Ok so these pages can rank for your branded name, which could help you take over a SERP for your name. The crazy part though, is that Facebook lets anyone (yes... anyone) edit these pages.
Sure it's a little crazy that the edit button is open to everyone, but if you keep it on your radar and remember to check the page often, you can ensure the information doesn't get changed incorrectly.
Facebook is trying to get updated information about all types of locations, including cities. For example, when I went to the New York, New York Facebook City page, I got a pop-up asking me to edit it.
This page shows 3 of my friends have checked in at the MoMA
Which led me to the "community edit" page that asks me to add detail about New York City. Whoa... so I can add information about New York? Again, imagine the possibilities.

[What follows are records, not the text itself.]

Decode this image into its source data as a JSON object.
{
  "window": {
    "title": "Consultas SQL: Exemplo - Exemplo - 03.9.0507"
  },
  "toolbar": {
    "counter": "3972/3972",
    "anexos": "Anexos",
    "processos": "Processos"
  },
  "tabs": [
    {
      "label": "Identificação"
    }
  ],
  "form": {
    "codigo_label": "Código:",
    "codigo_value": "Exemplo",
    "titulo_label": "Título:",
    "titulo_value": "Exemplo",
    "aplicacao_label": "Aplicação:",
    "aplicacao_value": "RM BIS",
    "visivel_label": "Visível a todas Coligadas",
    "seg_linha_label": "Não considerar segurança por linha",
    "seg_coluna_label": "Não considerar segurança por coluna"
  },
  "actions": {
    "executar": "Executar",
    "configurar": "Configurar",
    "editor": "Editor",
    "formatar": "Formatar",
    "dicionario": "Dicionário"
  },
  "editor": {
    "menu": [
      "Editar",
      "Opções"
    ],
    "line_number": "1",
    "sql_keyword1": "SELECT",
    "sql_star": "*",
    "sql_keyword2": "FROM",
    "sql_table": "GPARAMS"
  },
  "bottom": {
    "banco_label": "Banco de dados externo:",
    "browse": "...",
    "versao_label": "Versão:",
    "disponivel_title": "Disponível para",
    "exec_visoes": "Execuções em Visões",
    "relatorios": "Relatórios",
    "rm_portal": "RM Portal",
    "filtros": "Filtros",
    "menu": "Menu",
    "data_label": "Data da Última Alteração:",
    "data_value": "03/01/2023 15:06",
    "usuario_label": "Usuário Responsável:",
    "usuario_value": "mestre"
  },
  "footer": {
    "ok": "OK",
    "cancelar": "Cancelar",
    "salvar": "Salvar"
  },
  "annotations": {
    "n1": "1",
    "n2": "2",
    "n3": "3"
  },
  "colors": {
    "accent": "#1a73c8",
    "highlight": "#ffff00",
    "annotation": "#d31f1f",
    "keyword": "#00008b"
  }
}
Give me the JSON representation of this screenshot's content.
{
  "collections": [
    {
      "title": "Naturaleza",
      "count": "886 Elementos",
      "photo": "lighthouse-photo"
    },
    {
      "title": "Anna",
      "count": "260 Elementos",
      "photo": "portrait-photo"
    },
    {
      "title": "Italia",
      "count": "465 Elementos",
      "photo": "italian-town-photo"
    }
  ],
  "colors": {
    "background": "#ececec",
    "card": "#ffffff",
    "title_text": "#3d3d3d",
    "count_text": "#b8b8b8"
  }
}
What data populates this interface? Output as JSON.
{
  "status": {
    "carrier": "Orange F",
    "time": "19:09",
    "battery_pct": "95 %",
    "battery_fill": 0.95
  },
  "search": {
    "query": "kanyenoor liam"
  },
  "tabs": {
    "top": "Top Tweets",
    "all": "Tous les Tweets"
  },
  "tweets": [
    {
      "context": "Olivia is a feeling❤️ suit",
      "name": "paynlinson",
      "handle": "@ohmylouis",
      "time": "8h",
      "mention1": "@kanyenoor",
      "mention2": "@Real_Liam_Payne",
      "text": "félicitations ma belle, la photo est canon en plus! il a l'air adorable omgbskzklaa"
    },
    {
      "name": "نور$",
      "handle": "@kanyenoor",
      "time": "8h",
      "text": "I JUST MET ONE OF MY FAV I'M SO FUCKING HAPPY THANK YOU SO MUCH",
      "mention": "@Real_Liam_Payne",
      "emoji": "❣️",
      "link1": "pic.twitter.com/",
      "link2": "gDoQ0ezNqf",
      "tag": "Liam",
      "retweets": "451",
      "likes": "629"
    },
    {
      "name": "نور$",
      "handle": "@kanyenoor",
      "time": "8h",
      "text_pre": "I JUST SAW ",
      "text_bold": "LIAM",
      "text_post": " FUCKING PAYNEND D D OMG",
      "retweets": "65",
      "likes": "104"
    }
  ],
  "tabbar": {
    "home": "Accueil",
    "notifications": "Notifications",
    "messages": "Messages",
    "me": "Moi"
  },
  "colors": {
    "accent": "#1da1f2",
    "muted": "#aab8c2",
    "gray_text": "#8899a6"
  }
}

Of course, this could also lead to people adding incorrect information, trolling your company and many other negative things. But if you keep your local page up-to-date and keep track of the edits, you have yet another page in your marketing arsenal!
Anyone have a good post about this I could link to? :)
I'm going to be honest here, I sometimes just like to yell out "Facepile!" It's just a fun word to say. :) Ok, ok I'll get back on the subject at hand. You may not know the name for it, but I'm sure you've all seen something the image below before, right? Facepile is the plugin that displays photos of your friends (as long as you're logged into Facebook) who like the particular website you're on.
But have you thought about taking this one step further and adding Facepile to a conversion page? Just how much do you think your conversions could increase if users saw their friends smiling faces right before they signed up for or purchased something? Foursquare does a great job of this if you go to one of their location pages not logged in.
I went out looking for other great conversion pages that use Facepile and I ran across the MailChimp sign up page. Sadly there's a big huge "white space" area which could probably benefit from adding this feature. Here's a (horrible) mock-up of what it might look like if they added Facepile to that bare area.
Now there you have it. Four Facebook marketing tactics you might not know about. For me it's always fun to find these "hidden" gems, especially when there right there staring you in the face. What other tactics do you use that may not be very well known?
This post was originally a presentation I did for our meetup in NYC earlier this month. Feel free to check it out on Slideshare:
Rand, Rhea Drysdale and Avi Wilensky also spoke that night and you can find their presentations here:
Rand - Exploring the New Opportunity in Google's Social Search Features
Rhea - Supplemental Hell - How to Fix "New" Indexing Issues
Avi - Google Instant – For Keyword Research, Content Generation, and Competitive Analysis